**What the exercise asks**
When you have gone through the records below, state only how many lines include the word "name".

**Records**
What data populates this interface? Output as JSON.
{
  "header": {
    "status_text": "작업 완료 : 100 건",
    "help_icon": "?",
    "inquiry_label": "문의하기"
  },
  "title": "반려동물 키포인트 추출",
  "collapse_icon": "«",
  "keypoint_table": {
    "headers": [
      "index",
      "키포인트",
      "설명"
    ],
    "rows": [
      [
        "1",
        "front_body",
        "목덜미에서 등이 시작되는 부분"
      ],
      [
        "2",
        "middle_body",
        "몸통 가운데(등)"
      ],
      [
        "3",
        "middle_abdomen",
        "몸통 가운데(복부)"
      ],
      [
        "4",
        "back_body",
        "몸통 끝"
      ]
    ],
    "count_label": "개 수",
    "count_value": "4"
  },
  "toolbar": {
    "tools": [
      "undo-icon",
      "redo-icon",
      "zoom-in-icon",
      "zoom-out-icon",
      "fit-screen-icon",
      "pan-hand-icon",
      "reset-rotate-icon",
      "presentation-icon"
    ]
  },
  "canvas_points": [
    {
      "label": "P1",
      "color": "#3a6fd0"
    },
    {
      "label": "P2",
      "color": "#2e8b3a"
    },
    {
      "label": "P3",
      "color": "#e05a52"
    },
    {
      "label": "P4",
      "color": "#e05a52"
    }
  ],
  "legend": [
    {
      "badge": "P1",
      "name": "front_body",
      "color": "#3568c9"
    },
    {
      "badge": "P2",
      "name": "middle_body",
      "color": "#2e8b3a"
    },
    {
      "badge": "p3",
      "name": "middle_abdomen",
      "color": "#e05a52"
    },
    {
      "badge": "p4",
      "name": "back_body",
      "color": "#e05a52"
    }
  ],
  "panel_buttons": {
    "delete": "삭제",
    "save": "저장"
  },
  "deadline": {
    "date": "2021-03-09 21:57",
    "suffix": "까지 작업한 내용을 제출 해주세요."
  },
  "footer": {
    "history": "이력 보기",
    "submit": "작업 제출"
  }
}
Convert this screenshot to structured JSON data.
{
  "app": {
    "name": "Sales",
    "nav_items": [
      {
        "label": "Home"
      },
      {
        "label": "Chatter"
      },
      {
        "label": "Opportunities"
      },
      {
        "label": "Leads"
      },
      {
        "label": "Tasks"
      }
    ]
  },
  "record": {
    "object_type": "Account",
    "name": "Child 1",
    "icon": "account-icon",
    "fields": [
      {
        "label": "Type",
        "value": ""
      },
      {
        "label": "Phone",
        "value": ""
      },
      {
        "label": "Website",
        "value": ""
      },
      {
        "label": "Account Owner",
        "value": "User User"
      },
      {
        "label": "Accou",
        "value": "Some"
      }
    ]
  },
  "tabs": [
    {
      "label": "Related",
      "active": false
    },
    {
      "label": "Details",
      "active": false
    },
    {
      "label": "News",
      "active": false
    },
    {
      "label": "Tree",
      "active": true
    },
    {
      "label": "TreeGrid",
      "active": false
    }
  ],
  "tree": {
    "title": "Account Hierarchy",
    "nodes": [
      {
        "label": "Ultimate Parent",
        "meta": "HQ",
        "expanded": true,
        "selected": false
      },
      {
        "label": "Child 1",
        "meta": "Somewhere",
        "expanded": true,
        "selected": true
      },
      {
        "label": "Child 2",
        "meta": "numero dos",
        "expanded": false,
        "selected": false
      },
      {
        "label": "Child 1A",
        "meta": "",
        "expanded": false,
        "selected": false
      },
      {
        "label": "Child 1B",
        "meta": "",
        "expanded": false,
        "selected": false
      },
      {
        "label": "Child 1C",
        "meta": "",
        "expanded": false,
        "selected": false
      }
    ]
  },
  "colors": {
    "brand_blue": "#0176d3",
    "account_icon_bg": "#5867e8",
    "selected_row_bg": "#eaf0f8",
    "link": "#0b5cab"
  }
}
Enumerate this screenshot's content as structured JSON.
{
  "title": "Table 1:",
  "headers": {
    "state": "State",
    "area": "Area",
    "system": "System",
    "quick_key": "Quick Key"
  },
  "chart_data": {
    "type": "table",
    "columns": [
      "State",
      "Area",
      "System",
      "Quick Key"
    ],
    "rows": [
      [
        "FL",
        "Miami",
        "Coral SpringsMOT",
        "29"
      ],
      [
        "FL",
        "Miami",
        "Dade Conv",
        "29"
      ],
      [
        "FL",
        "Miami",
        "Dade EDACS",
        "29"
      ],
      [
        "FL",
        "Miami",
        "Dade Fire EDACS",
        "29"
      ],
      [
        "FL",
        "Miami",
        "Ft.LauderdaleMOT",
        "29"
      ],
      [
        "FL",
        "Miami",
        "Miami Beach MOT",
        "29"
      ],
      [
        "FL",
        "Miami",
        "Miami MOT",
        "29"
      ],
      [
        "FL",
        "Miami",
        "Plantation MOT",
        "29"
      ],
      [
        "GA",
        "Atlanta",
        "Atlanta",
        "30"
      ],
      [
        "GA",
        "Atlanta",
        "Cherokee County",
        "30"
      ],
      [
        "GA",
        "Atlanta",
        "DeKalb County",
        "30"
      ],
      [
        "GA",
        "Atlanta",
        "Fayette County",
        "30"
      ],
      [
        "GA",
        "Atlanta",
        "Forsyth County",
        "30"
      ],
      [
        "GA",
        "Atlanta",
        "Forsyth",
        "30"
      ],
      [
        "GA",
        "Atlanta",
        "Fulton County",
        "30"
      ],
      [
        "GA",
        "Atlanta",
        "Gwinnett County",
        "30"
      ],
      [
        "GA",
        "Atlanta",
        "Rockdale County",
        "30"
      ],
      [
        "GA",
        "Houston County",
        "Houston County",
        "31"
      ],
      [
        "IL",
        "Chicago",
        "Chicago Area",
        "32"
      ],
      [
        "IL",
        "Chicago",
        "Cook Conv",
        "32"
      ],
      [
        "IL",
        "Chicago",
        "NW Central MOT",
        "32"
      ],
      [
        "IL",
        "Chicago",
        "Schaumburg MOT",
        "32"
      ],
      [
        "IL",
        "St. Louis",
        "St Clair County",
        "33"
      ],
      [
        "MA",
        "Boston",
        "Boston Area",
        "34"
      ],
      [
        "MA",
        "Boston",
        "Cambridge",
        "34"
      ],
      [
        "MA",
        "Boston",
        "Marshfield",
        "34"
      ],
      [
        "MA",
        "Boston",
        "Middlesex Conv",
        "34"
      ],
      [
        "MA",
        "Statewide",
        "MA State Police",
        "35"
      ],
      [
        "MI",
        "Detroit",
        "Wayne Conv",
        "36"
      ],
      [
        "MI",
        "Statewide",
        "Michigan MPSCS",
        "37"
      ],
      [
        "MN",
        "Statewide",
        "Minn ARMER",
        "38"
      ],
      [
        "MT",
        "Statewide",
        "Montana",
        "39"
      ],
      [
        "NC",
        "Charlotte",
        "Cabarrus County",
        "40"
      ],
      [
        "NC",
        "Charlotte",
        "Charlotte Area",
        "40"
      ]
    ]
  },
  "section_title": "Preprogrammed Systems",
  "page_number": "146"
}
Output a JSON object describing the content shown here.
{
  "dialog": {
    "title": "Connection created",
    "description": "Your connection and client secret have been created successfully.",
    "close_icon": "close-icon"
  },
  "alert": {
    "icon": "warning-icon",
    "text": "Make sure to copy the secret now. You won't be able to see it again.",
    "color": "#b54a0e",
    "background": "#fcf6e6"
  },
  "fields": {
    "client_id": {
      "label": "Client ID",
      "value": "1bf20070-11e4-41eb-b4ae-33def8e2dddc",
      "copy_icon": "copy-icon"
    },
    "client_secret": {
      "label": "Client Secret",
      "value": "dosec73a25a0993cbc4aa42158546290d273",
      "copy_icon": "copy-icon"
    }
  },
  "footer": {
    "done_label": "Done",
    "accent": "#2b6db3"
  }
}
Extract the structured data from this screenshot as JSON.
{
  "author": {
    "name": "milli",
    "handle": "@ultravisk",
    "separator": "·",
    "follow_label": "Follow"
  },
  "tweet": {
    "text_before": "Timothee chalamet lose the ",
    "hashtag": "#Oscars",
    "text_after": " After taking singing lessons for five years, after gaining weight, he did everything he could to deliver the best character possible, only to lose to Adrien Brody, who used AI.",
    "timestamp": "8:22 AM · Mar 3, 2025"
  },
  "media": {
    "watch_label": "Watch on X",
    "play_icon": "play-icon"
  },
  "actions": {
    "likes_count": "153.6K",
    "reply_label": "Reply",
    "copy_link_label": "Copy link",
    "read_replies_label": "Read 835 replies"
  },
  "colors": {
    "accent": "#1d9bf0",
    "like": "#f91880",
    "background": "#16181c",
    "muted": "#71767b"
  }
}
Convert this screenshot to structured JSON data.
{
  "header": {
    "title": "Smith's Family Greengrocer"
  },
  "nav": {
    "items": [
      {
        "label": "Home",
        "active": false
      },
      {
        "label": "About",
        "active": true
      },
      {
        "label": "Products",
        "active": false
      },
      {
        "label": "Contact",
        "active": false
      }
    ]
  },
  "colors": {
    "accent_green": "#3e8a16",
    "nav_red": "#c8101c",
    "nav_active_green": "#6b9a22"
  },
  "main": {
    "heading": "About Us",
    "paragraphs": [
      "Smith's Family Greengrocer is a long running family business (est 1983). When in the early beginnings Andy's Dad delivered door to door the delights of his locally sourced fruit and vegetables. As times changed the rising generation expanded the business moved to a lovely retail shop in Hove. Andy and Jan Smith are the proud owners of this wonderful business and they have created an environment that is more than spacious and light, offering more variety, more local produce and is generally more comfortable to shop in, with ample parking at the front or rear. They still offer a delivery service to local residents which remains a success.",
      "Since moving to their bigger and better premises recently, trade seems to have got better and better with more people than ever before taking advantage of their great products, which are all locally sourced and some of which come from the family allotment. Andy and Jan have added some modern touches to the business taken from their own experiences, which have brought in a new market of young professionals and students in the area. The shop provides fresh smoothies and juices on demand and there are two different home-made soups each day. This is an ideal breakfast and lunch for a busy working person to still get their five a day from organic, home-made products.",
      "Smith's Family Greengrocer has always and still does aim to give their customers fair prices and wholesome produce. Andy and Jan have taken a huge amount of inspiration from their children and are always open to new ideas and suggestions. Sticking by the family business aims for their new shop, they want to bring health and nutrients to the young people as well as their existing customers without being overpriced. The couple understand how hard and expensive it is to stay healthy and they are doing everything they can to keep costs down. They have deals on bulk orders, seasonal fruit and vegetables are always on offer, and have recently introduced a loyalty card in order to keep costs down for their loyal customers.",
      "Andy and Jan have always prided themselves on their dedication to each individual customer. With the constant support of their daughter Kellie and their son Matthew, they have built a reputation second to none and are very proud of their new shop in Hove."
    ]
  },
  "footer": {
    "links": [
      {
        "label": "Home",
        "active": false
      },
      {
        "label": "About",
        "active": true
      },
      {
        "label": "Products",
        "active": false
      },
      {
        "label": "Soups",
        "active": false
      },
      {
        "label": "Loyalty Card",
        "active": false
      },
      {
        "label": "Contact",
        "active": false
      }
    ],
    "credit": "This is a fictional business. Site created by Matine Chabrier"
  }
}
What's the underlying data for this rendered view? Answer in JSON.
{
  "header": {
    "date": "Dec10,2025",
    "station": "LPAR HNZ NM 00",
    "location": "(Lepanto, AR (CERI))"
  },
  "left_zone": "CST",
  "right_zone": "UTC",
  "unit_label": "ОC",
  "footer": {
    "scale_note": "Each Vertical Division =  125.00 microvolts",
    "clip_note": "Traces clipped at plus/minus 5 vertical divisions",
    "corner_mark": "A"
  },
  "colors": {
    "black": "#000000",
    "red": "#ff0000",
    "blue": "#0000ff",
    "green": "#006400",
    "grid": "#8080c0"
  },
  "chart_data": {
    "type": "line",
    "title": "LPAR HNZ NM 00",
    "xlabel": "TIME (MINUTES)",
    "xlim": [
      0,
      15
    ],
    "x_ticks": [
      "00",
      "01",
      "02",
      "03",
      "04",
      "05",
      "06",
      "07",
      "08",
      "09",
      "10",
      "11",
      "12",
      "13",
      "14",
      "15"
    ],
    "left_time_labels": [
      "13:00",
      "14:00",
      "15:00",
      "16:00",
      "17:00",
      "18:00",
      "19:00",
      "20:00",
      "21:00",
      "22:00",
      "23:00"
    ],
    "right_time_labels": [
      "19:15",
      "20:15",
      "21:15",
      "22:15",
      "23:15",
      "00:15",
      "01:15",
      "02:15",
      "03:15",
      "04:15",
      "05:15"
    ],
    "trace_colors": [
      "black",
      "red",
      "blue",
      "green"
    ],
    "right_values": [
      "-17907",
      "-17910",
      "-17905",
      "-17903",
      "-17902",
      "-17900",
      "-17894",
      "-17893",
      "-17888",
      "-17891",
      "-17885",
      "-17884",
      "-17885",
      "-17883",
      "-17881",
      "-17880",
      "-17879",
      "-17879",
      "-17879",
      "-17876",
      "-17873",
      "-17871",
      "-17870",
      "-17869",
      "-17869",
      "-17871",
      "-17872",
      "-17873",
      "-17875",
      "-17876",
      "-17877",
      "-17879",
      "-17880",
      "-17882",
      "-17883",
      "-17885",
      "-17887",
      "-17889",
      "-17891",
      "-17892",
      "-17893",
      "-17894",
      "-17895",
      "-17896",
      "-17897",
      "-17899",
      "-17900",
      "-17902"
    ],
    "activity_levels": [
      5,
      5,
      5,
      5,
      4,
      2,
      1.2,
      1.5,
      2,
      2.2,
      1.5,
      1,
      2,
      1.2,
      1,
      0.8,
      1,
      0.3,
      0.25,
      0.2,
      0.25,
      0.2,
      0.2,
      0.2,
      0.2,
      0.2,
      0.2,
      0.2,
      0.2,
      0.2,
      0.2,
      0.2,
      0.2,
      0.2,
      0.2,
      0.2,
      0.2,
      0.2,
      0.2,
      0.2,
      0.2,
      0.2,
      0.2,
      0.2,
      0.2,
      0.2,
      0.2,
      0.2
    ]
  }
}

**Answer**
7